IMED1108 Issues in Women's Health Across the Lifespan
- 6 points
|Semester 2||UWA (Perth)||Face to face|
- Details for undergraduate courses
- The area of knowledge for this unit is Life and Health Sciences
- Category A broadening unit for Bachelor of Science students where relevant according to the broadening requirements for each student
- Level 1 elective
- In exploring women's health issues across their life span, the unit looks at the fetal child and infant, the adolescent girl, the reproductive woman and women in old age—addressing common disorders, customs and traditions, issues in sexual health, pregnancy and childbirth, public health and global policies. A fundamental part of the unit is to examine interesting case studies relating to Indigenous and global health issues. There is also the potential for students to extend their educational and research interests in women's health in the Levels 2 and 3 elective units, IMED2208 Issues in Women's Reproductive Health: Major Diseases and Health Problems and IMED3301 Issues in Women's Reproductive Health: Research and Evidence-based Practice, as choices within their academic course pathway.
- Students are able to (1) describe basic advances in genetic mapping and implications for women's health; discuss the concept of personhood and rights of the unborn child taking into consideration aspects of global policy and cultural diversity; discuss selective female abortion (one child policies); identify key factors relating to prematurity, immunity, morbidity and mortality rates; (2) describe gender differentials in infant morbidity, mortality and health outcomes; discuss some of the issues in relation to the global women's health issues identified in the specific case studies explored (female genital mutilation, child abuse and maltreatment); (3) describe issues that arise in relation to global and cultural diversity in female puberty and sexual debut; identify the implications of an adolescent pregnancy; identify the potential impact of the following in relation to the specific case studies identified: sexually transmitted infections, substance use, diet and physical activity, mental health in adolescence; (4) describe aspects of global and cultural diversity in relation to aspects of custom, practice and tradition in maternal health around the world; state the main causes of female infertility; outline advances in assisted reproduction, and discuss the impact this may have on women's health issues; discuss the implications of HIV and AIDS, and other sexually transmitted infections on women's health; (5) describe the nature of morbidity, mortality and burden of disease for the adult women in a global context; list some of the causes and begin to explore the issues surrounding violence toward women, female depression and suicide; (6) describe some of the socioeconomic influences on older women; explore the concept of an ageing woman in modern society; discuss some of the challenges of managing disabilities and caring for older women in contemporary society.; (7) in relation to a specific case study, identify and discuss the impact of a national and/or global policy relating to one aspect of women's health; (8) demonstrate effective written communication skills; (9) demonstrate effective oral communication skills; (10) demonstrate a professional approach and responsibility for one's own learning; and (11) demonstrate an ability to work in teams to produce an outcome.
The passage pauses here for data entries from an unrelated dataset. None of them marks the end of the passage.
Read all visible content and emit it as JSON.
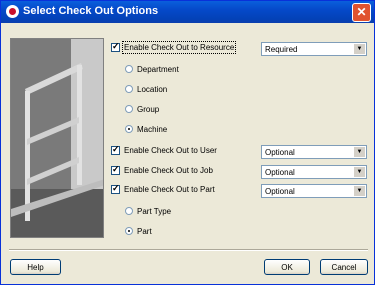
{
  "window": {
    "title": "Select Check Out Options",
    "close_glyph": "✕"
  },
  "options": {
    "resource": {
      "label": "Enable Check Out to Resource",
      "checked": true,
      "dropdown": "Required"
    },
    "radios_resource": [
      {
        "label": "Department",
        "selected": false
      },
      {
        "label": "Location",
        "selected": false
      },
      {
        "label": "Group",
        "selected": false
      },
      {
        "label": "Machine",
        "selected": true
      }
    ],
    "user": {
      "label": "Enable Check Out to User",
      "checked": true,
      "dropdown": "Optional"
    },
    "job": {
      "label": "Enable Check Out to Job",
      "checked": true,
      "dropdown": "Optional"
    },
    "part": {
      "label": "Enable Check Out to Part",
      "checked": true,
      "dropdown": "Optional"
    },
    "radios_part": [
      {
        "label": "Part Type",
        "selected": false
      },
      {
        "label": "Part",
        "selected": true
      }
    ]
  },
  "buttons": {
    "help": "Help",
    "ok": "OK",
    "cancel": "Cancel"
  },
  "icons": {
    "app": "app-icon",
    "close": "close-icon",
    "dropdown": "chevron-down-icon"
  }
}
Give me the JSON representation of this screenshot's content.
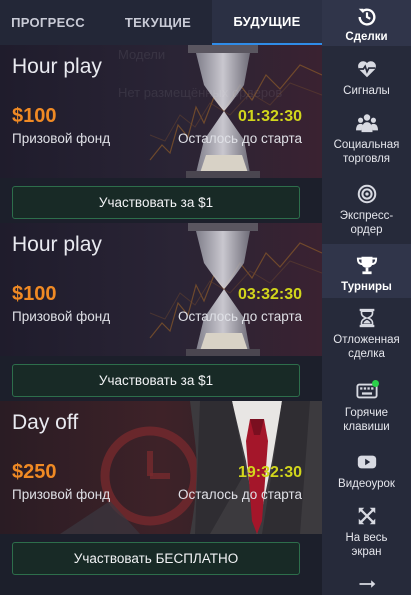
{
  "tabs": [
    {
      "label": "ПРОГРЕСС"
    },
    {
      "label": "ТЕКУЩИЕ"
    },
    {
      "label": "БУДУЩИЕ"
    }
  ],
  "background_text": {
    "line1": "Модели",
    "line2": "Нет размещённых ордеров"
  },
  "tournaments": [
    {
      "title": "Hour play",
      "prize": "$100",
      "prize_label": "Призовой фонд",
      "timer": "01:32:30",
      "timer_label": "Осталось до старта",
      "button": "Участвовать за $1"
    },
    {
      "title": "Hour play",
      "prize": "$100",
      "prize_label": "Призовой фонд",
      "timer": "03:32:30",
      "timer_label": "Осталось до старта",
      "button": "Участвовать за $1"
    },
    {
      "title": "Day off",
      "prize": "$250",
      "prize_label": "Призовой фонд",
      "timer": "19:32:30",
      "timer_label": "Осталось до старта",
      "button": "Участвовать БЕСПЛАТНО"
    }
  ],
  "sidebar": {
    "items": [
      {
        "label": "Сделки",
        "icon": "history-icon",
        "active": true
      },
      {
        "label": "Сигналы",
        "icon": "heartbeat-icon"
      },
      {
        "label": "Социальная торговля",
        "icon": "users-icon"
      },
      {
        "label": "Экспресс-ордер",
        "icon": "target-icon"
      },
      {
        "label": "Турниры",
        "icon": "trophy-icon",
        "active": true
      },
      {
        "label": "Отложенная сделка",
        "icon": "hourglass-icon"
      },
      {
        "label": "Горячие клавиши",
        "icon": "keyboard-icon"
      },
      {
        "label": "Видеоурок",
        "icon": "youtube-icon"
      },
      {
        "label": "На весь экран",
        "icon": "expand-icon"
      },
      {
        "label": "",
        "icon": "arrow-right-icon"
      }
    ]
  },
  "colors": {
    "accent_tab": "#2f8ce8",
    "prize": "#f08a24",
    "timer": "#d2d61c",
    "button_border": "#2d6e4b",
    "notification_dot": "#2bd14a"
  }
}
- Typically this unit is assessed in the following ways: (1) online lecture quizzes; (2) individual written assessments; and (3) group project. Further information is available in the unit outline.
Supplementary assessment is not available in this unit except in the case of a bachelor's pass degree student who has obtained a mark of 45 to 49 overall and is currently enrolled in this unit, and it is the only remaining unit that the student must pass in order to complete their course.
- Unit Coordinator(s)
- Dr Demelza Ireland
- Contact hours
- lectures: 2 hours per week; Practical Classes: 2 hours per week
- The availability of units in Semester 1, 2, etc. was correct at the time of publication but may be subject to change.
- All students are responsible for identifying when they need assistance to improve their academic learning, research, English language and numeracy skills; seeking out the services and resources available to help them; and applying what they learn. Students are encouraged to register for free online support through GETSmart; to help themselves to the extensive range of resources on UWA's STUDYSmarter website; and to participate in WRITESmart and (ma+hs)Smart drop-ins and workshops.
- Books and other material wherever listed may be subject to change. Book lists relating to 'Preliminary reading', 'Recommended reading' and 'Textbooks' are, in most cases, available at the University Co-operative Bookshop (from early January) and appropriate administrative offices for students to consult. Where texts are listed in the unit description above, an asterisk (*) indicates that the book is available in paperback.